There are many reasons to visit the state of Arizona: the Grand Canyon, the red rocks of Sedona, ‘Flag’ aka Flagstaff, etc. Two sites that are also getting some attention are Antelope Canyon and Horseshoe Bend – located in and run by the Navajo Nation.
Antelope Canyon is a slot canyon formed by the wear of water rushing through rock. It’s very narrow to walk through but at the right time of day when the light fully shines in it’s absolutely spectacular. The only way to visit is to book a tour with one of the Navajo-run tour companies. We used Adventurous Antelope Canyon Tours. Our tour took us to the most crowded of slot canyons in the area – Upper Antelope Canyon. There are also tours of the lower Antelope Canyon as well as more private yet rugged canyons like Owl, Rattlesnake and Mountain Sheep.

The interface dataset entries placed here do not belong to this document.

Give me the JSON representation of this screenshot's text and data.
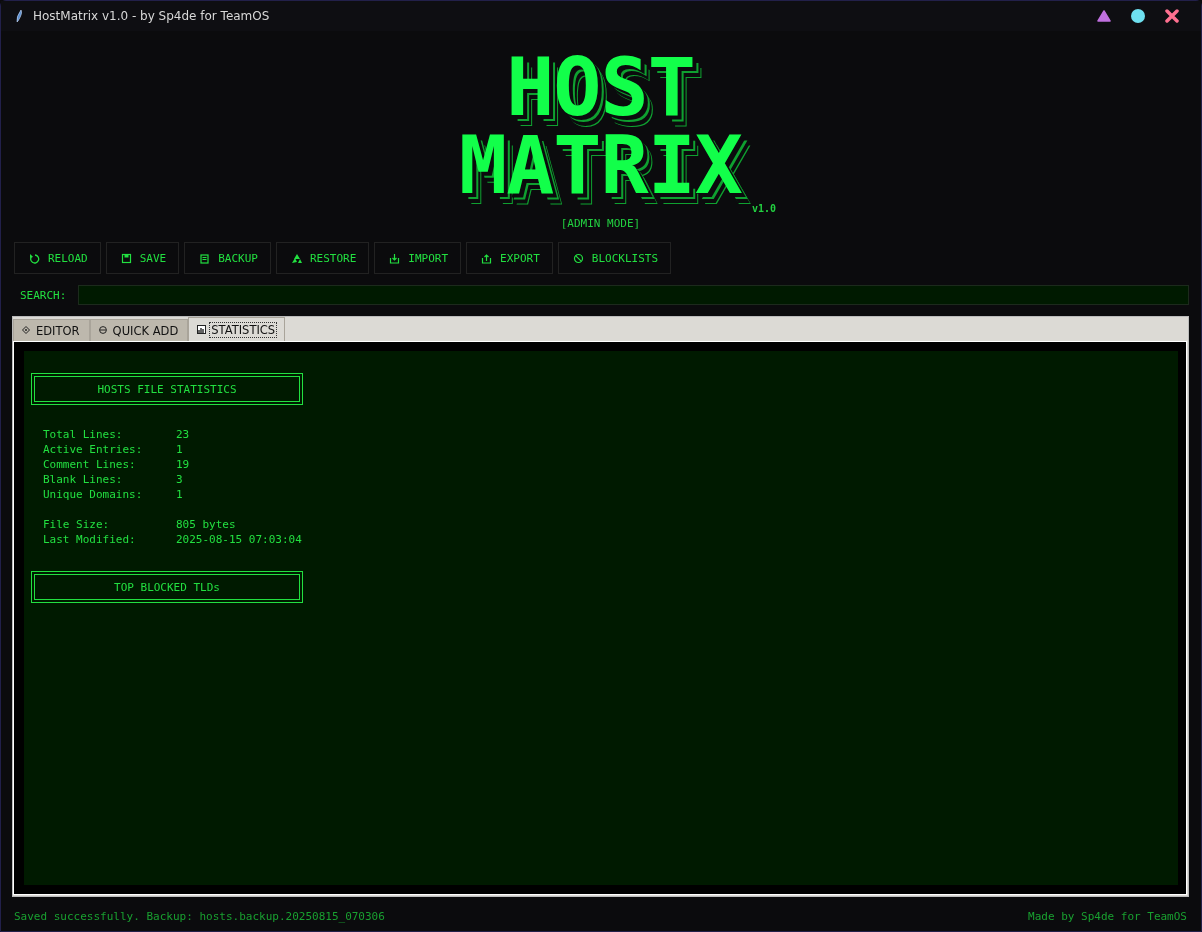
{
  "window": {
    "title": "HostMatrix v1.0 - by Sp4de for TeamOS"
  },
  "logo": {
    "lines": [
      "HOST",
      "MATRIX"
    ],
    "version": "v1.0",
    "mode": "[ADMIN MODE]"
  },
  "toolbar": [
    "RELOAD",
    "SAVE",
    "BACKUP",
    "RESTORE",
    "IMPORT",
    "EXPORT",
    "BLOCKLISTS"
  ],
  "search": {
    "label": "SEARCH:"
  },
  "tabs": [
    {
      "label": "EDITOR",
      "selected": false
    },
    {
      "label": "QUICK ADD",
      "selected": false
    },
    {
      "label": "STATISTICS",
      "selected": true
    }
  ],
  "statistics": {
    "sections": [
      {
        "heading": "HOSTS FILE STATISTICS",
        "groups": [
          [
            {
              "label": "Total Lines:",
              "value": "23"
            },
            {
              "label": "Active Entries:",
              "value": "1"
            },
            {
              "label": "Comment Lines:",
              "value": "19"
            },
            {
              "label": "Blank Lines:",
              "value": "3"
            },
            {
              "label": "Unique Domains:",
              "value": "1"
            }
          ],
          [
            {
              "label": "File Size:",
              "value": "805 bytes"
            },
            {
              "label": "Last Modified:",
              "value": "2025-08-15 07:03:04"
            }
          ]
        ]
      },
      {
        "heading": "TOP BLOCKED TLDs"
      }
    ]
  },
  "status_bar": {
    "message": "Saved successfully. Backup: hosts.backup.20250815_070306",
    "credit": "Made by Sp4de for TeamOS"
  }
}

At our appointed time our group was assigned a guide and loaded onto a jeep for the drive out to the canyon. Once there we waited our turn to start our walk in. This would be the time to mention that one main feature of Antelope is that is is CROWDED.

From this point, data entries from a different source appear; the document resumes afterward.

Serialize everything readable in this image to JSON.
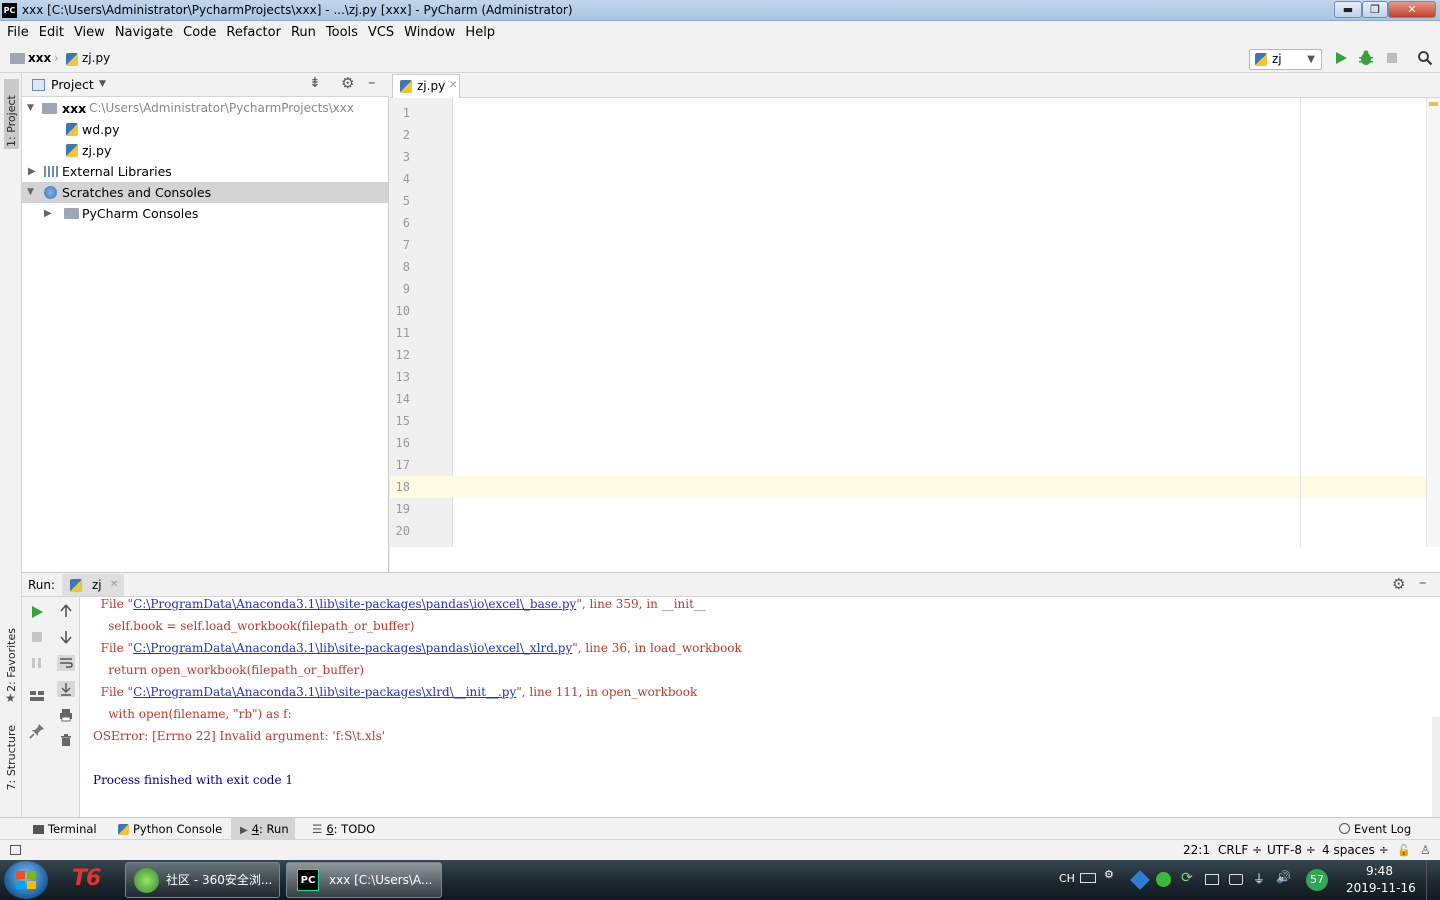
{
  "window": {
    "title": "xxx [C:\\Users\\Administrator\\PycharmProjects\\xxx] - ...\\zj.py [xxx] - PyCharm (Administrator)",
    "app_logo": "PC",
    "controls": {
      "minimize": "▬",
      "maximize": "❐",
      "close": "✕"
    }
  },
  "menu": [
    "File",
    "Edit",
    "View",
    "Navigate",
    "Code",
    "Refactor",
    "Run",
    "Tools",
    "VCS",
    "Window",
    "Help"
  ],
  "navbar": {
    "project": "xxx",
    "file": "zj.py",
    "run_config": "zj"
  },
  "left_stripe": {
    "project_tab": "1: Project",
    "favorites_tab": "2: Favorites",
    "structure_tab": "7: Structure"
  },
  "project_panel": {
    "title": "Project",
    "tree": [
      {
        "label": "xxx",
        "path": "C:\\Users\\Administrator\\PycharmProjects\\xxx"
      },
      {
        "label": "wd.py"
      },
      {
        "label": "zj.py"
      },
      {
        "label": "External Libraries"
      },
      {
        "label": "Scratches and Consoles"
      },
      {
        "label": "PyCharm Consoles"
      }
    ]
  },
  "editor": {
    "tab": "zj.py",
    "line_numbers": [
      "1",
      "2",
      "3",
      "4",
      "5",
      "6",
      "7",
      "8",
      "9",
      "10",
      "11",
      "12",
      "13",
      "14",
      "15",
      "16",
      "17",
      "18",
      "19",
      "20"
    ],
    "current_line": 18
  },
  "run_panel": {
    "label": "Run:",
    "tab": "zj",
    "console": [
      {
        "pre": "  File \"",
        "link": "C:\\ProgramData\\Anaconda3.1\\lib\\site-packages\\pandas\\io\\excel\\_base.py",
        "post": "\", line 359, in __init__"
      },
      {
        "text": "    self.book = self.load_workbook(filepath_or_buffer)"
      },
      {
        "pre": "  File \"",
        "link": "C:\\ProgramData\\Anaconda3.1\\lib\\site-packages\\pandas\\io\\excel\\_xlrd.py",
        "post": "\", line 36, in load_workbook"
      },
      {
        "text": "    return open_workbook(filepath_or_buffer)"
      },
      {
        "pre": "  File \"",
        "link": "C:\\ProgramData\\Anaconda3.1\\lib\\site-packages\\xlrd\\__init__.py",
        "post": "\", line 111, in open_workbook"
      },
      {
        "text": "    with open(filename, \"rb\") as f:"
      },
      {
        "text": "OSError: [Errno 22] Invalid argument: 'f:S\\t.xls'"
      },
      {
        "text": ""
      },
      {
        "text": "Process finished with exit code 1"
      }
    ]
  },
  "tool_tabs": {
    "terminal": "Terminal",
    "python_console": "Python Console",
    "run_num": "4",
    "run": ": Run",
    "todo_num": "6",
    "todo": ": TODO",
    "event_log": "Event Log"
  },
  "status_bar": {
    "position": "22:1",
    "line_sep": "CRLF ÷",
    "encoding": "UTF-8 ÷",
    "indent": "4 spaces ÷"
  },
  "taskbar": {
    "app_t6": "T6",
    "browser": "社区 - 360安全浏...",
    "pycharm": "xxx [C:\\Users\\A...",
    "ime": "CH",
    "badge": "57",
    "time": "9:48",
    "date": "2019-11-16"
  }
}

Not only is this a popular spot for regular tourists but it’s also popular among professional photographers who sign up for photography tours that allow them to bring in their equipment – tripods, special lenses, etc. The rest of the crowd cannot bring in a bag since years ago someone tried smuggling in a relative’s ashes.

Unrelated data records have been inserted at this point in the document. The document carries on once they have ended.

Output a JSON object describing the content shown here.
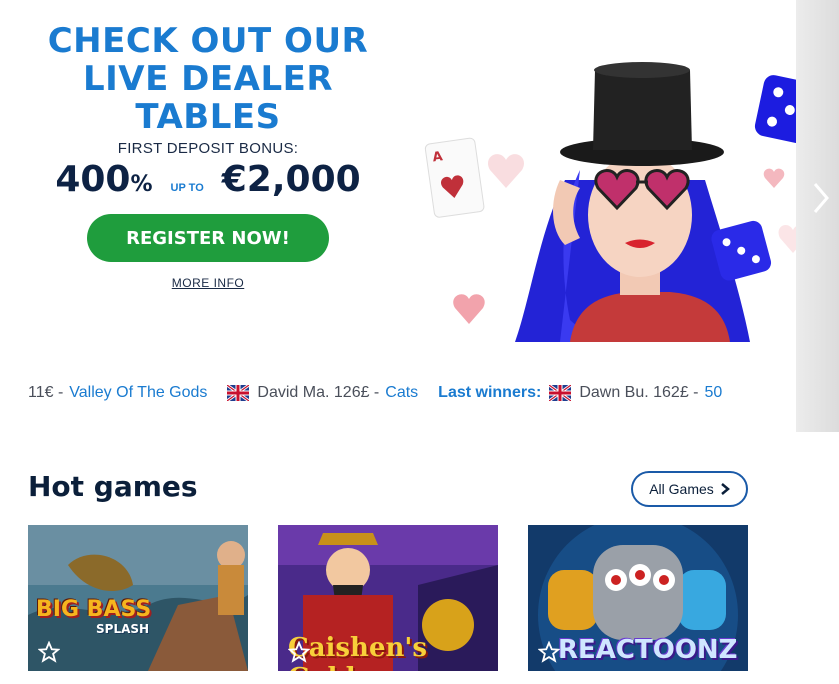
{
  "hero": {
    "title_lines": [
      "CHECK OUT OUR",
      "LIVE DEALER",
      "TABLES"
    ],
    "bonus_label": "FIRST DEPOSIT BONUS:",
    "bonus_percent": "400",
    "bonus_percent_sign": "%",
    "bonus_up_to": "UP TO",
    "bonus_amount": "€2,000",
    "register_label": "REGISTER NOW!",
    "more_info_label": "MORE INFO"
  },
  "ticker": {
    "items": [
      {
        "prefix": "11€ -",
        "game": "Valley Of The Gods"
      },
      {
        "player": "David Ma. 126£ -",
        "game": "Cats"
      }
    ],
    "last_winners_label": "Last winners:",
    "trailing": {
      "player": "Dawn Bu. 162£ -",
      "game": "50"
    }
  },
  "hot_games": {
    "title": "Hot games",
    "all_games_label": "All Games",
    "games": [
      {
        "logo_line1": "BIG BASS",
        "logo_line2": "SPLASH"
      },
      {
        "logo": "Caishen's Gold"
      },
      {
        "logo": "REACTOONZ"
      }
    ]
  },
  "colors": {
    "accent_blue": "#1a7bd0",
    "register_green": "#1f9d3d",
    "navy": "#0b1f3a"
  },
  "icons": {
    "next": "chevron-right-icon",
    "favorite": "star-outline-icon",
    "flag": "uk-flag-icon"
  }
}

Our guide was quite knowledgeable and knew many cool phone camera tricks to catch shots like this these:
As much as I enjoyed the knowledge of the guide and the beauty of the canyon if I had it to do over again I would take the time to do some of the smaller, less crowded canyons.
After lunch in the town of Page we started back to our home base of Flagstaff with a stop at Horseshoe Bend.
Horseshoe Bend is technically a canyon that the water – in this case the Colorado River – is still moving through. It costs $10 to park at the visitor center then it’s a short walk to the edge of the canyon. Once again you will run into massive crowds. Many will be exhibiting ‘ledge lunacy’ – the practice of posing as close to the edge of a canyon as possible to catch a selfie that makes them look daring.
As beautiful as Horseshoe Bend is I found myself watching the behavior of those afflicted by Ledge Lunacy as much as I was enjoying the beautiful view.
Crowds notwithstanding, you have to work hard to be annoyed when surrounded by such natural beauty. This day reminded me that we often create our own attitude – we can spend the day fuming about the idiot who blocked our perfect photo op or we can remind ourselves that we are all equally drawn to the beauty and wonder of nature. Choose your day.